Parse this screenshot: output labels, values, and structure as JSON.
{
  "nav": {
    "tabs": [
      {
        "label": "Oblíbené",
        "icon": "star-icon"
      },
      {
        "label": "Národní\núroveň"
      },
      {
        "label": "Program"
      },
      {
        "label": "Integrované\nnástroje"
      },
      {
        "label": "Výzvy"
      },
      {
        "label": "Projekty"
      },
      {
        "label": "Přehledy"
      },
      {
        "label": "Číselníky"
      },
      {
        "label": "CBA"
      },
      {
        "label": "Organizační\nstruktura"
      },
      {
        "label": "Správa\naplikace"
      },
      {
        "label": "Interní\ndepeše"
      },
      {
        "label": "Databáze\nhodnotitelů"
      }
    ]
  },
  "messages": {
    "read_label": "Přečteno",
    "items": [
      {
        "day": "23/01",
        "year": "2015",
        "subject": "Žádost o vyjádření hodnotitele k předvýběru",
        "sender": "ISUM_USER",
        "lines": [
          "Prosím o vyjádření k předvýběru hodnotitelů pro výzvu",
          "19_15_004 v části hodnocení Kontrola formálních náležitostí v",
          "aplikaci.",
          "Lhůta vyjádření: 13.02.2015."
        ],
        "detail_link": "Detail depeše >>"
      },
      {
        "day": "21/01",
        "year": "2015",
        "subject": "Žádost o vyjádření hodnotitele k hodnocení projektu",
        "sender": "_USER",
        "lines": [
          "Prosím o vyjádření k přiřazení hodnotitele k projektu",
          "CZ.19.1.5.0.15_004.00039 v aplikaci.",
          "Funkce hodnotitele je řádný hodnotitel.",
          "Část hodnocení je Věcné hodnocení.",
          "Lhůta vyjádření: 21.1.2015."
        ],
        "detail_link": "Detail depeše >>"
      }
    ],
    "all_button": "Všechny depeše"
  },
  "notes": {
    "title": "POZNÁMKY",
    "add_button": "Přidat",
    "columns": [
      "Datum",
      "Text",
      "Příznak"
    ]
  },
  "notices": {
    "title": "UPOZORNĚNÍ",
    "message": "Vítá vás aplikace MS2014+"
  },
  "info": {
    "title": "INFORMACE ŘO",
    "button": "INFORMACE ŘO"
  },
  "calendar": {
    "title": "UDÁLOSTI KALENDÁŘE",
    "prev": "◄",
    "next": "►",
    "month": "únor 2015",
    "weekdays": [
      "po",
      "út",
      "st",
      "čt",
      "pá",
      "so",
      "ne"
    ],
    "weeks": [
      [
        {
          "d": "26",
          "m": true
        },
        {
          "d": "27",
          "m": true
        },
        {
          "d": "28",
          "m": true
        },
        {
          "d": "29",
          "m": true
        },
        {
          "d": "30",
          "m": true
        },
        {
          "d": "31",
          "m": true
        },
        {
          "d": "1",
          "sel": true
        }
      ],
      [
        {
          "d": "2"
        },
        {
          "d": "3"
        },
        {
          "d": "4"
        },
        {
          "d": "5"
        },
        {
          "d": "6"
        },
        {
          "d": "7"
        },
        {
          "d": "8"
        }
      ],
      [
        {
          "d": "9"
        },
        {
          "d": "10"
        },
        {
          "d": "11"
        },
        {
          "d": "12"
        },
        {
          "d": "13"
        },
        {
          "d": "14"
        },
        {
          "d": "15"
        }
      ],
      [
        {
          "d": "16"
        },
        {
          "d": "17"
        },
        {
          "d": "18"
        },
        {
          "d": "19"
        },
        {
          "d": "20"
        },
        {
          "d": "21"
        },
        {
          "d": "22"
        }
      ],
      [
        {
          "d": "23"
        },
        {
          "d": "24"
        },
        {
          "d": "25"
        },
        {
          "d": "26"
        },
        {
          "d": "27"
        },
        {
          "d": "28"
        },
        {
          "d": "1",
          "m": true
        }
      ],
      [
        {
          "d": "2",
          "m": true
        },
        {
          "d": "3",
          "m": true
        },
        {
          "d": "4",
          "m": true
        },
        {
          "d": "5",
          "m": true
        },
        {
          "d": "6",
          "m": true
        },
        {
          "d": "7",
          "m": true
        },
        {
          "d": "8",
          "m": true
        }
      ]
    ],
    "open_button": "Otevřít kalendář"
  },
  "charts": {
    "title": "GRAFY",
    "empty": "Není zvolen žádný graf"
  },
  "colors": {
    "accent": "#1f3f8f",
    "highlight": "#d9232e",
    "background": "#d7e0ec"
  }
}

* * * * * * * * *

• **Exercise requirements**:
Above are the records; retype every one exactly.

• **Task response**:
Parse this screenshot: output labels, values, and structure as JSON.
{
  "nav": {
    "tabs": [
      {
        "label": "Oblíbené",
        "icon": "star-icon"
      },
      {
        "label": "Národní\núroveň"
      },
      {
        "label": "Program"
      },
      {
        "label": "Integrované\nnástroje"
      },
      {
        "label": "Výzvy"
      },
      {
        "label": "Projekty"
      },
      {
        "label": "Přehledy"
      },
      {
        "label": "Číselníky"
      },
      {
        "label": "CBA"
      },
      {
        "label": "Organizační\nstruktura"
      },
      {
        "label": "Správa\naplikace"
      },
      {
        "label": "Interní\ndepeše"
      },
      {
        "label": "Databáze\nhodnotitelů"
      }
    ]
  },
  "messages": {
    "read_label": "Přečteno",
    "items": [
      {
        "day": "23/01",
        "year": "2015",
        "subject": "Žádost o vyjádření hodnotitele k předvýběru",
        "sender": "ISUM_USER",
        "lines": [
          "Prosím o vyjádření k předvýběru hodnotitelů pro výzvu",
          "19_15_004 v části hodnocení Kontrola formálních náležitostí v",
          "aplikaci.",
          "Lhůta vyjádření: 13.02.2015."
        ],
        "detail_link": "Detail depeše >>"
      },
      {
        "day": "21/01",
        "year": "2015",
        "subject": "Žádost o vyjádření hodnotitele k hodnocení projektu",
        "sender": "_USER",
        "lines": [
          "Prosím o vyjádření k přiřazení hodnotitele k projektu",
          "CZ.19.1.5.0.15_004.00039 v aplikaci.",
          "Funkce hodnotitele je řádný hodnotitel.",
          "Část hodnocení je Věcné hodnocení.",
          "Lhůta vyjádření: 21.1.2015."
        ],
        "detail_link": "Detail depeše >>"
      }
    ],
    "all_button": "Všechny depeše"
  },
  "notes": {
    "title": "POZNÁMKY",
    "add_button": "Přidat",
    "columns": [
      "Datum",
      "Text",
      "Příznak"
    ]
  },
  "notices": {
    "title": "UPOZORNĚNÍ",
    "message": "Vítá vás aplikace MS2014+"
  },
  "info": {
    "title": "INFORMACE ŘO",
    "button": "INFORMACE ŘO"
  },
  "calendar": {
    "title": "UDÁLOSTI KALENDÁŘE",
    "prev": "◄",
    "next": "►",
    "month": "únor 2015",
    "weekdays": [
      "po",
      "út",
      "st",
      "čt",
      "pá",
      "so",
      "ne"
    ],
    "weeks": [
      [
        {
          "d": "26",
          "m": true
        },
        {
          "d": "27",
          "m": true
        },
        {
          "d": "28",
          "m": true
        },
        {
          "d": "29",
          "m": true
        },
        {
          "d": "30",
          "m": true
        },
        {
          "d": "31",
          "m": true
        },
        {
          "d": "1",
          "sel": true
        }
      ],
      [
        {
          "d": "2"
        },
        {
          "d": "3"
        },
        {
          "d": "4"
        },
        {
          "d": "5"
        },
        {
          "d": "6"
        },
        {
          "d": "7"
        },
        {
          "d": "8"
        }
      ],
      [
        {
          "d": "9"
        },
        {
          "d": "10"
        },
        {
          "d": "11"
        },
        {
          "d": "12"
        },
        {
          "d": "13"
        },
        {
          "d": "14"
        },
        {
          "d": "15"
        }
      ],
      [
        {
          "d": "16"
        },
        {
          "d": "17"
        },
        {
          "d": "18"
        },
        {
          "d": "19"
        },
        {
          "d": "20"
        },
        {
          "d": "21"
        },
        {
          "d": "22"
        }
      ],
      [
        {
          "d": "23"
        },
        {
          "d": "24"
        },
        {
          "d": "25"
        },
        {
          "d": "26"
        },
        {
          "d": "27"
        },
        {
          "d": "28"
        },
        {
          "d": "1",
          "m": true
        }
      ],
      [
        {
          "d": "2",
          "m": true
        },
        {
          "d": "3",
          "m": true
        },
        {
          "d": "4",
          "m": true
        },
        {
          "d": "5",
          "m": true
        },
        {
          "d": "6",
          "m": true
        },
        {
          "d": "7",
          "m": true
        },
        {
          "d": "8",
          "m": true
        }
      ]
    ],
    "open_button": "Otevřít kalendář"
  },
  "charts": {
    "title": "GRAFY",
    "empty": "Není zvolen žádný graf"
  },
  "colors": {
    "accent": "#1f3f8f",
    "highlight": "#d9232e",
    "background": "#d7e0ec"
  }
}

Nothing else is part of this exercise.